All three phases affected in the same way
Symmetry unaffected
Can be studied using a single phase model of the
system
Unbalanced faults
Not all
Power System Protection
Part 1
2015 D. Kirschen & University of Washington
1
Purpose of power system protection
Isolate faults as quickly as possible
Goals:
Safety
Avoid damage to the equipment
Stability
2015 D. Kirschen & University of Washington
EE 455: Power System
Dynamics and Protection
Winter 2016
Daniel Kirschen
n
n
n
n
At UW since March 2011
Previously at the University of Manchester
(UK)
Ten years in industry developing software
for electric utility control centers
Research interests:

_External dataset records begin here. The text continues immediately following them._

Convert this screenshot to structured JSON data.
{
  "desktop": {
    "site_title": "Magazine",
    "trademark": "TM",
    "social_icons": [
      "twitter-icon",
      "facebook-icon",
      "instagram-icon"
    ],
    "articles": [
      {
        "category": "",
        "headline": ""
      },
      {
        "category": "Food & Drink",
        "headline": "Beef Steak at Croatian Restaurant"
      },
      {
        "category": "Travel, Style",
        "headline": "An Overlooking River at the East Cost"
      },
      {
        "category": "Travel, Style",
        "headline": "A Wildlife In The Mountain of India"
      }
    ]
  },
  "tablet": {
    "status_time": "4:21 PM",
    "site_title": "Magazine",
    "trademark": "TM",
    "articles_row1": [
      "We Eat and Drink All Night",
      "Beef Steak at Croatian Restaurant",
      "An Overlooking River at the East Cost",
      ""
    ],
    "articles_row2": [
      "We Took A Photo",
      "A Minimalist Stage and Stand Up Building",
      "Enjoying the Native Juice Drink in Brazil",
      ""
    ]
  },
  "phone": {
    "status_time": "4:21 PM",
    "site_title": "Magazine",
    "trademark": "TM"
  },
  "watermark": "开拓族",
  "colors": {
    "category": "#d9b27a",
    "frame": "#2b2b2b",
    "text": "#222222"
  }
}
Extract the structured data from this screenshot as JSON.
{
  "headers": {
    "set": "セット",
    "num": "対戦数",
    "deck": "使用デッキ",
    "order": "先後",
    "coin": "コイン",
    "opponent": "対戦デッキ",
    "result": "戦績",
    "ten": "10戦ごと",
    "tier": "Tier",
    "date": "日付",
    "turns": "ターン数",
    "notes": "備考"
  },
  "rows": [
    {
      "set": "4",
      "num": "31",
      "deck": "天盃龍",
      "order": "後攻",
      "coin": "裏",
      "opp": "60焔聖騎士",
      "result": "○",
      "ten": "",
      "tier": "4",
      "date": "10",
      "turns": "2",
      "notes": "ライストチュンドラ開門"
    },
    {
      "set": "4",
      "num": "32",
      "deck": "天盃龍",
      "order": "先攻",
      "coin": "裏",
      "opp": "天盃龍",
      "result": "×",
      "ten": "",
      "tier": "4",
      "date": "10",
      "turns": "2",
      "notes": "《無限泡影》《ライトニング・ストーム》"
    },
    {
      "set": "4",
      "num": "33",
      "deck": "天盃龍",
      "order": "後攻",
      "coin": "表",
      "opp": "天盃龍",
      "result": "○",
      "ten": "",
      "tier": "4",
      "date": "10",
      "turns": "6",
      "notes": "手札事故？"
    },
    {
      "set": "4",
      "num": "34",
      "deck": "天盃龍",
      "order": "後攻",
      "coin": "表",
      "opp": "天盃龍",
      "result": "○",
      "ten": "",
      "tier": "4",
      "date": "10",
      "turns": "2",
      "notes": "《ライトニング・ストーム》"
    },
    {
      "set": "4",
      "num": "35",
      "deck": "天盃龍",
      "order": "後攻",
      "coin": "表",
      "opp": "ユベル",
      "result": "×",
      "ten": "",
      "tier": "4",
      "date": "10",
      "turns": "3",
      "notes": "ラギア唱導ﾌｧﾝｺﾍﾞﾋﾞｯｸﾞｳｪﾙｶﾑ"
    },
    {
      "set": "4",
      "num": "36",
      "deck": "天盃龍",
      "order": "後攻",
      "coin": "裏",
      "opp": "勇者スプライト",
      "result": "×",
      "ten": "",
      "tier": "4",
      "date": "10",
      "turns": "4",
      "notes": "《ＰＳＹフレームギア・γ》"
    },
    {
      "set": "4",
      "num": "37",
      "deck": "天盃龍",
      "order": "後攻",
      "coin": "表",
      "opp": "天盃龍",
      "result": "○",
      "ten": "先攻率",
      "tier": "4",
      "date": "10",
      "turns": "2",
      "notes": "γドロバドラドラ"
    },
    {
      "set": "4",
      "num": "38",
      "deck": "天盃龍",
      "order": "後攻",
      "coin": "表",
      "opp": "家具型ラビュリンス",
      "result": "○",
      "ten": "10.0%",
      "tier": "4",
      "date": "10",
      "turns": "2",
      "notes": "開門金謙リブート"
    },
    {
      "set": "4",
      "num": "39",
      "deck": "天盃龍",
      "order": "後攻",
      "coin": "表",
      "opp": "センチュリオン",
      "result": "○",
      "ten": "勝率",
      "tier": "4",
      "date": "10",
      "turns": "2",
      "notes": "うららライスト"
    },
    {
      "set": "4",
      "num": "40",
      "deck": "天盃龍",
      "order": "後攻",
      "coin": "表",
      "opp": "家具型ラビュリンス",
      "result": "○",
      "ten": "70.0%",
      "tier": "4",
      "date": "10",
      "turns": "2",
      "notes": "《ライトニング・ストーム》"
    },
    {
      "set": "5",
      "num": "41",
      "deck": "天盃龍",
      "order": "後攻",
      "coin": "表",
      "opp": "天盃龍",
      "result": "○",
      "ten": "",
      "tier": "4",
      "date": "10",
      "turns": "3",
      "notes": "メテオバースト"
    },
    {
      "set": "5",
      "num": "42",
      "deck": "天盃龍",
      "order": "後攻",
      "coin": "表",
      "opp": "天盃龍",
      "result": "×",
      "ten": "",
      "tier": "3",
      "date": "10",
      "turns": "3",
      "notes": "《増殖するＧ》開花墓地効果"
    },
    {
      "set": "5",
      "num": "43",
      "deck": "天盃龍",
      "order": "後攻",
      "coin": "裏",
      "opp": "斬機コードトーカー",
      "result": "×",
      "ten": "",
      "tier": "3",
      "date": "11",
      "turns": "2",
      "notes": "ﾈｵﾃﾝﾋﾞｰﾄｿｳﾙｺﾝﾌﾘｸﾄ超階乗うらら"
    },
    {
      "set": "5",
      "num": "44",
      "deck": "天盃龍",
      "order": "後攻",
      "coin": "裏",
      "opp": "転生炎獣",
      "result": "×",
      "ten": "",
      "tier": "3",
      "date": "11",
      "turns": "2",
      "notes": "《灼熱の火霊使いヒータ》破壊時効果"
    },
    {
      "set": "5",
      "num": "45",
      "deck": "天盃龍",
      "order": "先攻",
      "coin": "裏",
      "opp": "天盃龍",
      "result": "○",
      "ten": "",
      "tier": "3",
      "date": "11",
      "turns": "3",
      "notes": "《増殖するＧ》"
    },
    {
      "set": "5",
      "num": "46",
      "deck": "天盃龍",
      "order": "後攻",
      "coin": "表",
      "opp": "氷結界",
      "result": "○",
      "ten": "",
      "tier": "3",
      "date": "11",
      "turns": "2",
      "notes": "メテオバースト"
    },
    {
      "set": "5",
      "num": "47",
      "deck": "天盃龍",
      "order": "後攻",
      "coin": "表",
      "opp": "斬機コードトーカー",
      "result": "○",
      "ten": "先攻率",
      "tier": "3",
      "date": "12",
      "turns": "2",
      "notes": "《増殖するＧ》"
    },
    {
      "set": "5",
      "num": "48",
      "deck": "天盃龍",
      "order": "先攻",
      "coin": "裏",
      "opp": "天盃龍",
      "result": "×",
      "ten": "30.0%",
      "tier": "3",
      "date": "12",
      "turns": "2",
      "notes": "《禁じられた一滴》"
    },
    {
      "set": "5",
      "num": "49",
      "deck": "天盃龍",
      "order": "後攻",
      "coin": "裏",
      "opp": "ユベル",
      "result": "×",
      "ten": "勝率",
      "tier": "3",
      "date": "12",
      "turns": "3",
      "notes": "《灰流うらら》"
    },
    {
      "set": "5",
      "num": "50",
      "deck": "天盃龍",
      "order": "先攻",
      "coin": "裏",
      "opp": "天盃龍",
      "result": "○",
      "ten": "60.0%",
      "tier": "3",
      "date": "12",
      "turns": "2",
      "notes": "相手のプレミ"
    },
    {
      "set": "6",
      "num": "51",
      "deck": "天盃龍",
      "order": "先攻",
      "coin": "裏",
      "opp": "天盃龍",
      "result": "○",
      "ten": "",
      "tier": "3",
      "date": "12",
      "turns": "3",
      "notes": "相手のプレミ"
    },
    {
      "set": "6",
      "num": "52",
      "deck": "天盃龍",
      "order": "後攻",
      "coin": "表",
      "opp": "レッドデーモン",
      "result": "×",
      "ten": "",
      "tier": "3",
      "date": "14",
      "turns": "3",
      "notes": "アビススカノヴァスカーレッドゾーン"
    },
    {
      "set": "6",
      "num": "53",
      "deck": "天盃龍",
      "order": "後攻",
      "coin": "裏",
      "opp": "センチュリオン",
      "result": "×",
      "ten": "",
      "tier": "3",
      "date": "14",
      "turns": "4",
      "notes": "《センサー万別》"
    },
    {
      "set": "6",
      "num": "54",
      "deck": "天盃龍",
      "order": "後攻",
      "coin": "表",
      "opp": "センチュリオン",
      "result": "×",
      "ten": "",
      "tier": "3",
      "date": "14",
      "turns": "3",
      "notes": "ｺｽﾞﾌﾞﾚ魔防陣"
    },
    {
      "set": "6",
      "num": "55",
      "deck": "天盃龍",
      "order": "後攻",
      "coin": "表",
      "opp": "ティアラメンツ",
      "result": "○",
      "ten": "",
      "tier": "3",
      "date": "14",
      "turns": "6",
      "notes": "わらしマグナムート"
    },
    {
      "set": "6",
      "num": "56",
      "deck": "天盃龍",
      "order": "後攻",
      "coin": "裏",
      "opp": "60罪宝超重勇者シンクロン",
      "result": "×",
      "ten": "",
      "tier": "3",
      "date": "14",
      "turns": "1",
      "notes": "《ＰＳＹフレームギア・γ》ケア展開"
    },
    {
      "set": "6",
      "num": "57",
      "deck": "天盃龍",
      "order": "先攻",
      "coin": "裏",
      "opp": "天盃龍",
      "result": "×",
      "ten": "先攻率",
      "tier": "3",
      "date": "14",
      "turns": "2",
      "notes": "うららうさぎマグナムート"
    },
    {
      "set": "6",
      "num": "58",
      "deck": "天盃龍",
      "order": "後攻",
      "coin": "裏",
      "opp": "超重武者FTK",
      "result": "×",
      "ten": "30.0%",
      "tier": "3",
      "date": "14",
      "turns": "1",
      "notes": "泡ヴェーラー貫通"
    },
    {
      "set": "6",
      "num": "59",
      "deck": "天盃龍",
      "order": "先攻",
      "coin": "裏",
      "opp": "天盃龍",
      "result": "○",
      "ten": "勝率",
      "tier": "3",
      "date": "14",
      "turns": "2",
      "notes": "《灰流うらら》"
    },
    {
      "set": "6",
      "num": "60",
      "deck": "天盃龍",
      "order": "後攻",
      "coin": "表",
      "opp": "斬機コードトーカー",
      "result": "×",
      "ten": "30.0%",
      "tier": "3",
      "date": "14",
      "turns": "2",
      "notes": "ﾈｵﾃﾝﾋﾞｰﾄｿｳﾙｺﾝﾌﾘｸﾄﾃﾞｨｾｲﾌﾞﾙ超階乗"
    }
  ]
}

q
q
Interrupting Faults
2015 D. Kirschen and the University of Washington
1
Circuit Breakers
Faults must be removed quickly:
Safety reasons
Protect equipment
Maintain system stability
Must isolate the faulted component
Must interrupt the fault current
Review of Per Unit System
Text: Chapter 3.3
2016 D. Kirschen & University of Washington
Why use the per unit system?
n
Multiple voltage levels:
q
n
n
n
n
765kV, 345 kV, 132 kV
Makes circuit analysis rather confusing
Impedance of transformers depends on s
Introduction to Faults
Daniel Kirschen
2015 D. Kirschen and the University of Washington
1
Faults
Failure of the insulation around
an electric cable
Creates a short circuit
An easier path for the current
A large fault current flows
through this short ci
EE 455 Power Systems Dynamics and Protection
Due Thursday, February 11, 2010 at the start of class
Problems are worth 10 points each except as noted.
Problem Set 5
SOLUTIONS Cesar Silva, Hamody Hindi 02/10
1. Problem 13.2, p. 526 of Bergen & Vittal
If a S
EE 455 Power Systems Dynamics and Protecction
Due Thursday, March 4, 2010 at the start of class
Problems are worth 10 points each except as noted.
Problem Set 7 Solutions
Rich Christie, Cesar Silva 02/09
1. Problem 14.6, p. 577 of Bergen & Vittal
(Hint: U
EE 455 Power Systems Dynamics and Protection
Due Thursday, January 28, 2010 at the start of class
Problems are worth 10 points each except as noted.
Problem Set 3 Solutions
Rich Christie, Cesar Silva, Hamody Hindi 01/10
1. Problem 12.12, p. 491 of Bergen
EE 455 Power Systems Dynamics and Protecction
Due Thursday, March 11, 2010 at the start of class
Problems are worth 10 points each
Problem Set 8
1. Problem 14.10, p. 578 of Bergen & Vittal
We need to calculate Ea in order to find PG() and be able to check
EE 455 Power Systems Dynamics and Protecction
Due Thursday, February 4, 2010 at the start of class
Problems are worth 10 points each except as noted.
SOLUTIONS
Problem Set 4
1. Show mathematically that the two formulatiuons for computing fault current,
[
EE 455 Power Systems Dynamics and Protecction
Problems are worth 10 points each.
Problem Set 2 Solutions
Rich Christie, Cesar Silva 01/09
1. Problem 12.4, p. 488 of Bergen & Vittal
Positive sequence:
Z
1, 60
a
Z
1, 0
If
g
Negative sequence:
Zero sequence:
Balanced Fault Current Calculations
Daniel Kirschen
2015 D. Kirschen and the University of Washington
1
Steps
Current following closure of an RL circuit
Fault at the terminal of a synchronous generator
Faults in a network
No-load approximation
Effec